My favorite place on earth is the Luxembourg Gardens, or Jardin du Luxembourg, in the heart of Paris. Now, I’ve seen lots of public parks, and I do have fond memories of them – roller-skating (or in my case, roller-crashing) in Golden Gate Park, seeing Central Park’s Alice in Wonderland bronze for the first time, the daffodils popping up in London’s Hyde Park. But for me, the Luxembourg Gardens have a romance, a charm that is incomparable.
I first fell in love with the Jardin du Luxembourg on a trip through Paris while in college. I was struck by the calm, simplicity and beauty of this series of public gardens. And the Jardin is clearly meant to be enjoyed by the public. The design encourages strolling and relaxing, and is considered by locals to be “The most beautiful place of the district to court.” Well doesn’t that sound like bliss?
Its main garden was the origin of this park, and was created in 1617 by Boyeau de La Bareaudière. Opened to the public in 1778, the jardins are the largest public park in Paris, and cover roughly 50 acres in the 6th arrondissement. The French Senate occupies the ornate Luxembourg Palace, which borders and shares the gardens.
Nearby is one of the jardin’s three fountains, the La Fontaine Médicis, commissioned in the 1630s by Marie de Médicis to remind her of the grotto in the Boboli Gardens she enjoyed in her childhood in Florence.

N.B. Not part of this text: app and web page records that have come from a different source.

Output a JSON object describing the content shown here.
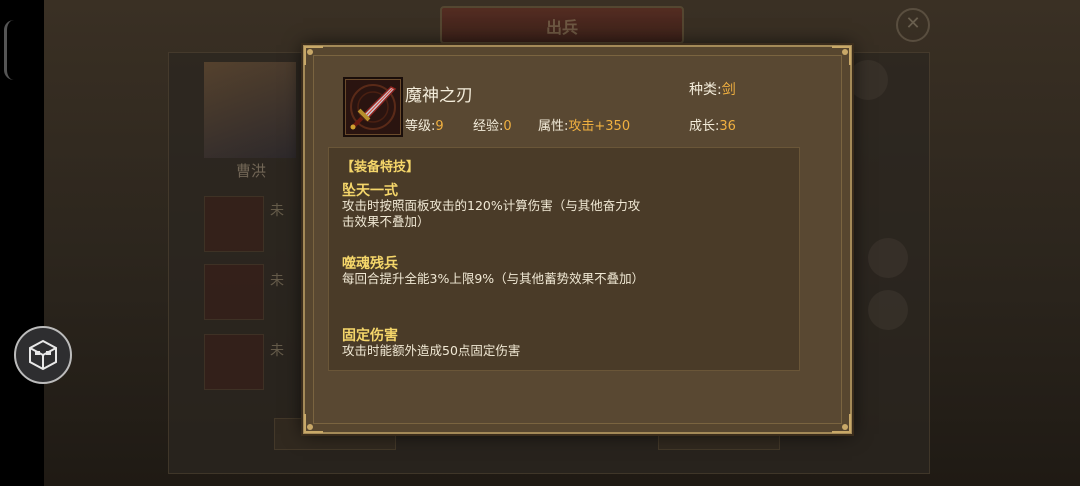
{
  "background": {
    "title": "出兵",
    "hero_name": "曹洪",
    "slot_label": "未",
    "close_glyph": "✕"
  },
  "item": {
    "name": "魔神之刃",
    "kind_label": "种类:",
    "kind_value": "剑",
    "level_label": "等级:",
    "level_value": "9",
    "exp_label": "经验:",
    "exp_value": "0",
    "attr_label": "属性:",
    "attr_value": "攻击+350",
    "growth_label": "成长:",
    "growth_value": "36",
    "icon": "sword-icon"
  },
  "skills": {
    "header": "【装备特技】",
    "list": [
      {
        "name": "坠天一式",
        "desc_line1": "攻击时按照面板攻击的120%计算伤害（与其他奋力攻",
        "desc_line2": "击效果不叠加）"
      },
      {
        "name": "噬魂残兵",
        "desc_line1": "每回合提升全能3%上限9%（与其他蓄势效果不叠加）",
        "desc_line2": ""
      },
      {
        "name": "固定伤害",
        "desc_line1": "攻击时能额外造成50点固定伤害",
        "desc_line2": ""
      }
    ]
  },
  "colors": {
    "accent_gold": "#f5d66a",
    "value_orange": "#f0b040",
    "panel_brown": "#57462f"
  }
}
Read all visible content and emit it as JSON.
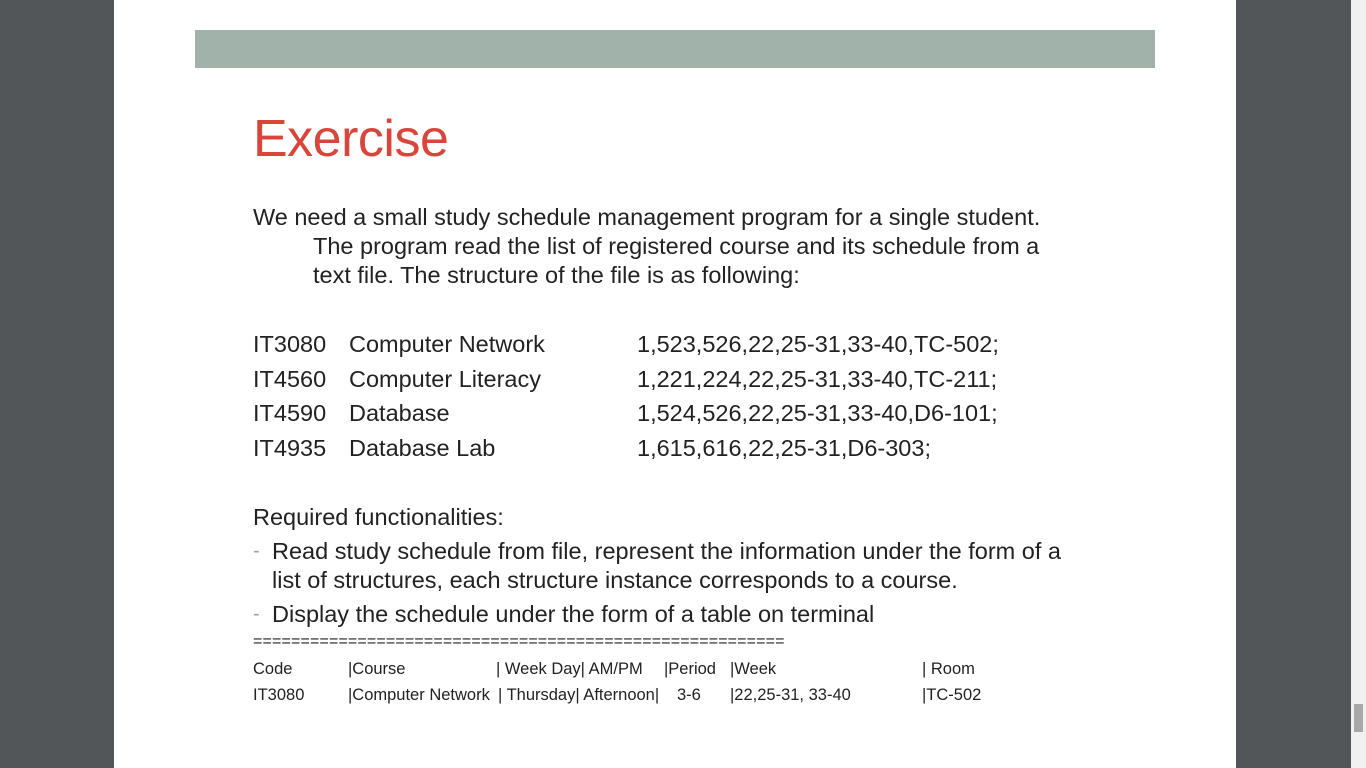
{
  "slide": {
    "title": "Exercise",
    "intro_line1": "We need a small study schedule management program for a single student.",
    "intro_rest": "The program read the list of registered course and its schedule from a text file. The structure of the file is as following:",
    "courses": [
      {
        "code": "IT3080",
        "name": "Computer Network",
        "schedule": "1,523,526,22,25-31,33-40,TC-502;"
      },
      {
        "code": "IT4560",
        "name": "Computer Literacy",
        "schedule": "1,221,224,22,25-31,33-40,TC-211;"
      },
      {
        "code": "IT4590",
        "name": "Database",
        "schedule": "1,524,526,22,25-31,33-40,D6-101;"
      },
      {
        "code": "IT4935",
        "name": "Database Lab",
        "schedule": "1,615,616,22,25-31,D6-303;"
      }
    ],
    "requirements_heading": "Required functionalities:",
    "bullets": [
      "Read study schedule from file, represent the information under the form of a list of structures, each structure instance corresponds to a course.",
      "Display the schedule under the form of a table on terminal"
    ],
    "bullet_marker": "-",
    "separator": "========================================================",
    "table_header": {
      "code": "Code",
      "course": "|Course",
      "week_day": "| Week Day| AM/PM",
      "period": "|Period",
      "week": "|Week",
      "room": "| Room"
    },
    "table_row": {
      "code": "IT3080",
      "course": "|Computer Network",
      "week_day": "| Thursday| Afternoon|",
      "period": "3-6",
      "week": "|22,25-31, 33-40",
      "room": "|TC-502"
    }
  },
  "colors": {
    "viewer_bg": "#525659",
    "banner": "#a0b2aa",
    "title": "#d9453b",
    "text": "#222222"
  }
}
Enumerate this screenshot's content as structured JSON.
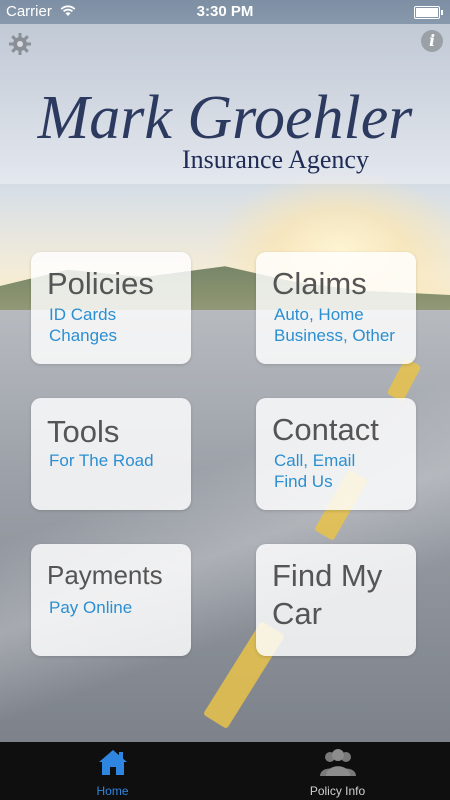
{
  "status_bar": {
    "carrier": "Carrier",
    "time": "3:30 PM"
  },
  "header": {
    "logo_main": "Mark Groehler",
    "logo_sub": "Insurance Agency",
    "settings_icon": "gear-icon",
    "info_icon": "info-icon",
    "info_glyph": "i"
  },
  "tiles": [
    {
      "title": "Policies",
      "lines": [
        "ID Cards",
        "Changes"
      ]
    },
    {
      "title": "Claims",
      "lines": [
        "Auto, Home",
        "Business, Other"
      ]
    },
    {
      "title": "Tools",
      "lines": [
        "For The Road"
      ]
    },
    {
      "title": "Contact",
      "lines": [
        "Call, Email",
        "Find Us"
      ]
    },
    {
      "title": "Payments",
      "lines": [
        "Pay Online"
      ]
    },
    {
      "title_lines": [
        "Find My",
        "Car"
      ]
    }
  ],
  "tabbar": {
    "items": [
      {
        "label": "Home",
        "icon": "house-icon",
        "active": true
      },
      {
        "label": "Policy Info",
        "icon": "people-icon",
        "active": false
      }
    ],
    "active_color": "#2f86e0"
  }
}
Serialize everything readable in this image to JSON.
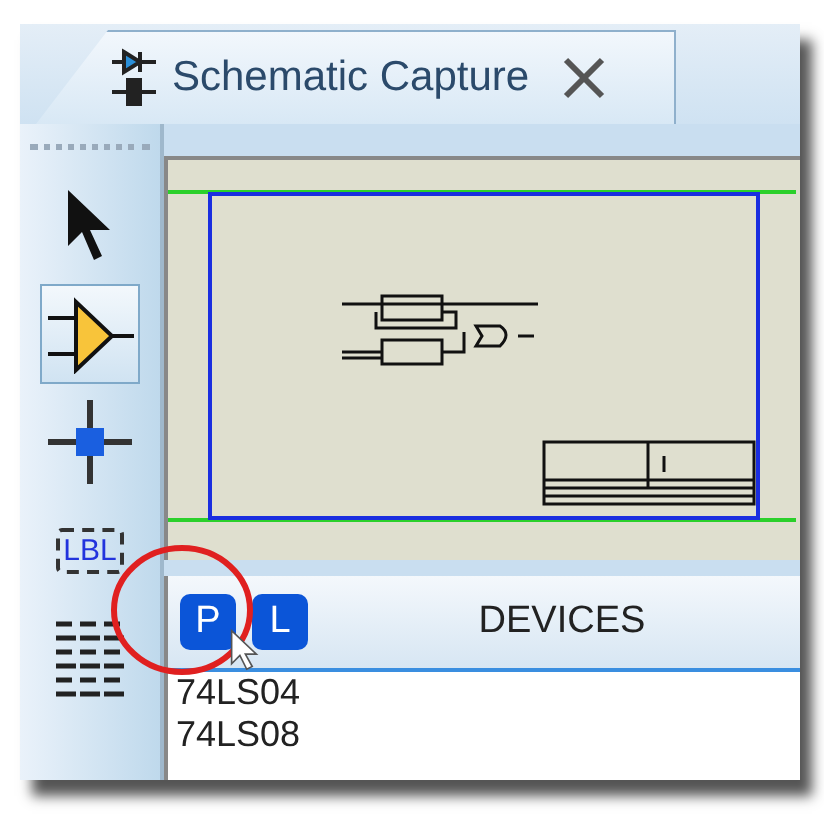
{
  "tab": {
    "title": "Schematic Capture",
    "selected": true
  },
  "tools": [
    {
      "kind": "pointer",
      "selected": false
    },
    {
      "kind": "component",
      "selected": true
    },
    {
      "kind": "junction",
      "selected": false
    },
    {
      "kind": "label",
      "text": "LBL",
      "selected": false
    },
    {
      "kind": "text",
      "selected": false
    }
  ],
  "devices": {
    "buttons": [
      "P",
      "L"
    ],
    "title": "DEVICES",
    "items": [
      "74LS04",
      "74LS08"
    ]
  }
}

The garden contains just over a hundred statues, monuments, and fountains, scattered throughout the grounds, A particular one of note being a 6 foot one which is a model of the Statue of Liberty.
This is one city park that’s packed with beauty.
One of the most memorable elements of the park are pretty verdigris-colored chairs which are scattered about, and look more like they were placed there for a still life painting than for actual use. But on sunny days it’s hard to find a vacant one.
Paths meander through the grounds and are covered in buff-colored sand, which reflects soft, warm light.
I’ve had the great good fortune of visiting this little slice of heaven in the spring, summer and autumn, and each season highlights different virtues of the park. Spring reveals primroses along paths and buds emerging on trees. The summer sunshine makes the gravel glow golden, and with the autumn, falling leaves dance in the breeze and blanket the paths with an array of colors.
There’s a little café tucked at an edge… it looks more like a house than a café. Why is it that nearly all things Parisian are cute? It’s a perfect place to enjoy a croque-monsieur and a glass of wine, especially if the weather is not conducive to sitting outdoors. (Edit, 2020: The cafe is now updated. Check it out here.)
But sitting outdoors in one of those metal chairs is one of the small joys in life. Watching lovers stroll by, spying artists sketching, nibbling at a freshly baked croissant and taking in the scenery… that’s the charm and the beauty of the Luxembourg Gardens. I do love Paris.
In the heart of the Left Bank (sixth arrondisment), bounded by Rue de Vaugirard, Boulevard St. Michel, Rue Auguste-Comte, and Rue Guynemer, Paris, France. Main gate: 15 rue de Vaugirard 75291 Paris, France.
Open hours for the Luxembourg Gardens depend on the month: opening between 7:30 and 8:15 am; closing at dusk between 4:45 and 9:45 pm.